The work of progressive English organisation The Kibbo Kift Kindred (1920-1932) is presented in an archive exhibition at the Whitechapel Gallery from October 2015 - March 2016. Intellectual Barbarians: The Kibbo Kift Kindred explores the creative output of the group, whose idealistic ambitions for world peace were rooted in a shared appreciation of nature and handicraft. Part of the Whitechapel Gallery’s programme of exhibitions curated from archives, the display features rarely seen prints, photographs, woodcarvings and clothing, and revisits the group’s major exhibition at the Gallery in 1929. The Kibbo Kift Kindred was formed in 1920 by commercial artist, writer and pacifist John Hargrave after he became disillusioned with the perceived militaristic tendencies of the Boy Scout movement, of which he was a key figure. Hargrave’s new group expressed a complex social, economic and spiritual philosophy based on naturalist principles and committed themselves to the creation of a new world. Their 1929 exhibition at the Whitechapel Gallery was a means of spreading their ideas and philosophy to a wider public. A highly original mystical-medieval-modernist style was adopted across the creative practices of Kibbo Kift, from their insignia to their costumes and rituals. Activities such as hiking and camping were pivotal and were given spiritual importance, while the group’s aesthetic drew heavily from ancient Egyptian, Anglo-Saxon, Celtic and Native American styles in craft, dress and language. The art of abstraction, advertising and experimental theatre were also key references. Kibbo Kift presents a forgotten moment in the history of British art and design but their futuristic vision continues to have resonance today. Unusually for the time, Kibbo Kift was open to all ages and genders and allowed men, women, boys and girls to camp together. Although relatively small in number, the group’s notable members and supporters included suffragettes Emmeline Pethick Lawrence and Mary Neal, scientist Julian Huxley, social reformer Havelock Ellis, novelist H. G. Wells and surrealist photographer Angus McBean. This display takes as its starting point the major kibbo Kift Educational Exhibitionat the Whitechapel Gallery in the late-1920s, which showcased the group’s ambitions and their remarkable body of visual art. Highlights include rarely-seen sculptures, designs for ceremonial dress, and photographs of the group taking part in rituals, parades and camping trips. Drawing from major public and private collections including The Museum of London and London School of Economics, the display offers a new interpretation of Kibbo Kift’s unique vision for the present day and sheds light on the diversity of the Whitechapel Gallery’s educational ethos in the early 20th century. The exhibition covered 50 square metres and attracted over 120,000 visitors. The exhibition was accompanied by three sold out events: a curator tour by Annebella Pollen and Nayia Yiakoumaki, a study day entitled 'Art, Politics and Magic', and a late night music and conversation event with Annebella Pollen and Judge Smith. The exhibition was also previewed and reviewed widely including in Time Out, by Jon Savage for The Guardian, by Tanya Harrod for Crafts, by Michael Rosen and Matthew Sweet for BBC Radio 3's Free Thinking, and by Gabriel Coxhead for Art in America.

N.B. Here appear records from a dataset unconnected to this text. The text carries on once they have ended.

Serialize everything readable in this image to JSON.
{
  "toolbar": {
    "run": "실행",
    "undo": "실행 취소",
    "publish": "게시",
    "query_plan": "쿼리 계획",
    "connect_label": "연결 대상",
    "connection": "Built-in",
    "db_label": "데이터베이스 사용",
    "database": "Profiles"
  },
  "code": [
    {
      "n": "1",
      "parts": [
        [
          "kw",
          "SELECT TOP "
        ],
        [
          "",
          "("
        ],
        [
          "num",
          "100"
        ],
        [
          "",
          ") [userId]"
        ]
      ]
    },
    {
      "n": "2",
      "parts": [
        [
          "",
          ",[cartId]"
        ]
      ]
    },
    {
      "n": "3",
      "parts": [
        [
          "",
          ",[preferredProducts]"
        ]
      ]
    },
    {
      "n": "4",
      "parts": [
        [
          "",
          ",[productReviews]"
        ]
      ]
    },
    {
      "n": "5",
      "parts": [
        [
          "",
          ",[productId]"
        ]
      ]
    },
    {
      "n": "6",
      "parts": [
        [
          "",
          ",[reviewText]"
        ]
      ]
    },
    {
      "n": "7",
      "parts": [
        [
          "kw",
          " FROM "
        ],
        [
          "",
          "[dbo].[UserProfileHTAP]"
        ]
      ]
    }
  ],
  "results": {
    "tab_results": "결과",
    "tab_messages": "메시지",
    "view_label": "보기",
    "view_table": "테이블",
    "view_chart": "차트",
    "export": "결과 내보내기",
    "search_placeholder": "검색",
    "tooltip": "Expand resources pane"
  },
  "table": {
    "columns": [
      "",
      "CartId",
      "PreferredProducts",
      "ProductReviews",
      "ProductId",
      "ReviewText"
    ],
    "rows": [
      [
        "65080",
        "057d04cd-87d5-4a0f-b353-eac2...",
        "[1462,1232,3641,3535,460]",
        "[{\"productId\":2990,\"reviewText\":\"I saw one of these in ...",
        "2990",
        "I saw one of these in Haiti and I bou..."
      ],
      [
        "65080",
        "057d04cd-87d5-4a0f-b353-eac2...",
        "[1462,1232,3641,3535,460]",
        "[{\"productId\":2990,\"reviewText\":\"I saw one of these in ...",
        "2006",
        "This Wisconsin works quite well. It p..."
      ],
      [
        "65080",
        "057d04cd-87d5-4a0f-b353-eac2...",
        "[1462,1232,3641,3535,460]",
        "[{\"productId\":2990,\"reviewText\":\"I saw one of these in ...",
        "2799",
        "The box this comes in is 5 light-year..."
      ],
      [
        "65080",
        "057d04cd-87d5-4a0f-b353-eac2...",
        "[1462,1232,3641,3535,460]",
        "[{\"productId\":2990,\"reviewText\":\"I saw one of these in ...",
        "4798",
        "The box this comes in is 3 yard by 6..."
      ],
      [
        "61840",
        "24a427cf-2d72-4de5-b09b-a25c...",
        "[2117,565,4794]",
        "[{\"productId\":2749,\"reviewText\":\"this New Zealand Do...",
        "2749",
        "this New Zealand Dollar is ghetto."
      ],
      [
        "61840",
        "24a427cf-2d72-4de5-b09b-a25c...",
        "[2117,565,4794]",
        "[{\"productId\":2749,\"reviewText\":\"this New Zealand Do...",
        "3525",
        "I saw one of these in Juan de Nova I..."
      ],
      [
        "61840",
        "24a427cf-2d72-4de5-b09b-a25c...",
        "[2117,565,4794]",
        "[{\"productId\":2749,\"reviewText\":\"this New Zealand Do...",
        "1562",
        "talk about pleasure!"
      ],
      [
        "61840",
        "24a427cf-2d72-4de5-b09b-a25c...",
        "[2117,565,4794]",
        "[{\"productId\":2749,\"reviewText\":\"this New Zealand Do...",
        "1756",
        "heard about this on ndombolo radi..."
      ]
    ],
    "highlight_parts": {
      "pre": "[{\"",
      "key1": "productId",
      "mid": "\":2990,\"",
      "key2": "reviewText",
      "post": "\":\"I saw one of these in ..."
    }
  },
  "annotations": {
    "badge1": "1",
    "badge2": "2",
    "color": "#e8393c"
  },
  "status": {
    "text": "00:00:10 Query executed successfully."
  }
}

|Publication status||Published - 10 Oct 2015|
|Event||exhibition - Whitechapel Gallery, London, 10 October 2015 - 13 March 2016|
Duration: 10 Oct 2015 → …
Pollen, A. (Author/Creator), & Yiakoumaki, N. (Author/Creator). (2015). Intellectual Barbarians: The Kibbo Kift Kindred. Exhibition http://www.whitechapelgallery.org/exhibitions/intellectual-barbarians-the-kibbo-kift-kindred/